A sudden burst of confusion overwhelmed the belly of the vast hall, yielding a cacophony of cries and shrieks of agony, furiously stampeding feet and… then blackout!!! In no time, the ambience of the hall which moments ago had been a spot for fun had become
a site of anguish. In the aftermath of the pandemonium, nine tiny bodies lay on the ground, while fume of sweat and blood ruled the atmosphere. Emergency rescue operation by some of the survivors of the stampede brought the nine prostrate bodies to the open foyer. They were rushed to the nearby hospital – two were confirmed dead, seven other young bodies suffered various degrees of wounds and had to stay days in the hospital.
Dateline, May 1992. The film Ayanmo (Destiny) was being screened, the workers at the box office had — as was characteristic of their corrupt operations — oversold tickets; the 5000-seater Main Bowl was over-stuffed with eager patrons of the films of the doyen of Nigerian theatre, Hubert Ogunde. In the course of the film, the poorly-maintained but over-worked chillers in the hall gave way, leading eventually to various incidences that became a violent disruption and later claimed those two lives.
Again, official greed and avarice have triumphed, leading to death of the young. The indecorous action of the commercial office of the Theatre, symptomatic of the general malaise that reigned in the operations of Nigeria’s prime cultural edifice, had inflicted bruises of varying degrees on the bodies and souls of the then usually enthusiastic patrons of the Theatre’s programmes.
The people fled from the site of death; abandoned it to its dark songs and fatalistic destiny.

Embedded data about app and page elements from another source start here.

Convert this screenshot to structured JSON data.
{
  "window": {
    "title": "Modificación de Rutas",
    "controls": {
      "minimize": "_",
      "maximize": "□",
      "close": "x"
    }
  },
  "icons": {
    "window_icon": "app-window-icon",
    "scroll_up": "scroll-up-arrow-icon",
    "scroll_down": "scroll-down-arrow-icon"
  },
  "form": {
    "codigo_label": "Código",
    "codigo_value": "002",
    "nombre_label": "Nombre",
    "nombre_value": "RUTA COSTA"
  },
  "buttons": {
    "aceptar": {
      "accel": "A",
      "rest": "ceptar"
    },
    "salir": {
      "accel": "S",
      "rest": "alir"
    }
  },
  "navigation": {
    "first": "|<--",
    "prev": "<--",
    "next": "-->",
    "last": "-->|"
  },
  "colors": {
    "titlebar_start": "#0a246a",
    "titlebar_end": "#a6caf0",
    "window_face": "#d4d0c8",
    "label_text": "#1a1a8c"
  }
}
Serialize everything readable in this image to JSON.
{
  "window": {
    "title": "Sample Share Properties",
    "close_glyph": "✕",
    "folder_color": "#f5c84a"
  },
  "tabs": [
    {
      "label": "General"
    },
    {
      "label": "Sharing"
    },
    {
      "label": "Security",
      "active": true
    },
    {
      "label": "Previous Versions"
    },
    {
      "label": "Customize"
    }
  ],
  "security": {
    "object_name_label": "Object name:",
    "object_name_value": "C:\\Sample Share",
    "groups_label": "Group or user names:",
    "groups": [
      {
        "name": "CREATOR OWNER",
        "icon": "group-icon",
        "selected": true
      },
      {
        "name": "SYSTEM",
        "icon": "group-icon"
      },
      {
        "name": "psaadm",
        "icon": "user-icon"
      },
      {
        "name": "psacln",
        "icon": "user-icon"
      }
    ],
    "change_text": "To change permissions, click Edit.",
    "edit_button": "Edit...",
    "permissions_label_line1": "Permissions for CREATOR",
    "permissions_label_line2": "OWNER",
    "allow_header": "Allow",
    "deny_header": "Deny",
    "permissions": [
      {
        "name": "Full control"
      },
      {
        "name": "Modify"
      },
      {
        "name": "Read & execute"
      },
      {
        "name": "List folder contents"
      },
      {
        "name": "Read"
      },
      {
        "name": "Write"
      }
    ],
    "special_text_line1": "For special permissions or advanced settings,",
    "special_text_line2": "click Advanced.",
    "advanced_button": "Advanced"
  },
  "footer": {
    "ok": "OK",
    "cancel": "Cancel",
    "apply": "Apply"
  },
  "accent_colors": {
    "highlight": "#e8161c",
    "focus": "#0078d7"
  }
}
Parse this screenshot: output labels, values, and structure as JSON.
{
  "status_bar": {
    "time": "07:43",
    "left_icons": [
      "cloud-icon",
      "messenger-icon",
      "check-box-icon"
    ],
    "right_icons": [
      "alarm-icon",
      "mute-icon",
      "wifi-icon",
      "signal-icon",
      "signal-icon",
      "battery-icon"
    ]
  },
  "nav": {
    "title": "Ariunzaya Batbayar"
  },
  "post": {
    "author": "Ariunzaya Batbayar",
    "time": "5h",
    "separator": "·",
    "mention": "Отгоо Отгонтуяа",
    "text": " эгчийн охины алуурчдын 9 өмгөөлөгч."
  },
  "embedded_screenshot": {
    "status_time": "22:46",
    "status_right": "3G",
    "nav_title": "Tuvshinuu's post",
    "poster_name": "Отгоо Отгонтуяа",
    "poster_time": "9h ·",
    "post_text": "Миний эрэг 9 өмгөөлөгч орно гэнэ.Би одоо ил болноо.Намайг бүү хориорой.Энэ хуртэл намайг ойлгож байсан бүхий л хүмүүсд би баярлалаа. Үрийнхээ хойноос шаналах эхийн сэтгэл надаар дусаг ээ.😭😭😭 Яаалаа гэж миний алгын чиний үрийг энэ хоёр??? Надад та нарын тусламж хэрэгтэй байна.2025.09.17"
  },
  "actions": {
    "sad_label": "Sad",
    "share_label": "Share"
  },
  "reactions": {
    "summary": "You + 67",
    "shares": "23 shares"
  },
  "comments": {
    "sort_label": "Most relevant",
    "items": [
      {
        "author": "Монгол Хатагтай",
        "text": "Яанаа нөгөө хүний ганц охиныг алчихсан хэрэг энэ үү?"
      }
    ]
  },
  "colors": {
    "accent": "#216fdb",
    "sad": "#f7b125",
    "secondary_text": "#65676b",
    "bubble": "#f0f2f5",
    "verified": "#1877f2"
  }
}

The tragic incidence led to the closure of the Main Bowl of the National Theatre, and the gradual decay of the edifice — a supposedly awesome architectural piece –- borrowed perhaps senselessly from temperate Bulgaria, and planted in tropical Lagos — but which even as dysfunctional as it had been — had since 1975 when it was opened –played host to the best of Nigeria artistic and cultural expressions.
There is a complex web of metaphors and ironies trailing the story of the National Theatre itself; and these ostensibly tie in to the inexplicably depressive narrative of Nigeria itself –- a resource-rich nation with little sense of financial discipline and planning decorum. Recall that the Theatre was built in the era of recklessness when, according to a senior member of the military junta in power then, ‘Money is not our (Nigeria’s) problem, but how to spend it’. Thus, it was possible to peek at the Palace for Culture and Sports in Varna, and just import it bones, muscles and contradictions!!!
It made sense to install a facility meant for temperate region, where air-conditioning system is not necessarily a compulsion, and plant it in a strikingly hot climate, where energy supply needed to power air-conditioning system is next to nil; and where maintenance culture is never a favoured tradition.
Yes, it is understandable why the metaphor of death has since that 1992 event hung on not just the 5000-seater Main Bowl but on the National Theatre itself. It was as if the occurence was a foreboding of the gradual death of the once-flourishing National Theatre as a place for communal sharing. In years gone by, the Theatre facility, the only one of its type in an Art infrastructure-drought land that Nigeria is, had clamped up, closing up itself, and shutting out patrons and artists who ought to make its belly rumble consistently with nourishment. There had indeed been moments, no years, of renewed dreams and vigours, especially in the period 2006 to 2009, when there was indeed strong effort to revive the facility by fixing its many leakages and depressions. But the pang of death continued to haunt the soul of the culture empire and the process of rebirth was truncated by poli-trickians in the public service fuelled by their insatiable greed and graft. Since then, the Theatre has sunk deeper into distress, moreso in the regime of one who infamously claimed that he was merely a rent-collector deployed to manage (ruin, perhaps) the edifice.
Yet, the trajectory of the National Theatre can/should not be divorced from that of the nation, or the fate of the continent. Here, in this land of forlorn hope and dream deferred or denied, rulers are never leaders; are never visionaries; are never planners; are never considerate of the collective good. Rulership is occult; Government is secrecy… the People are stranded at the borders of national wellbeing. Art which liberates and guarantees access of participation to the citizens, cannot be given free reign to flower… it must be shut in for its flourishing is dangerous to the contentment of the ruling class.
And so, unlike its sibling in Varna, which comely welcomes its patrons with open arms, the National Theatre and its once-precious Main Bowl, remain shut-in, inaccessible, clamped, damped, sad, depressed, unreachable, untouchable.. unimaginable… a constant prowler in the corridor of death.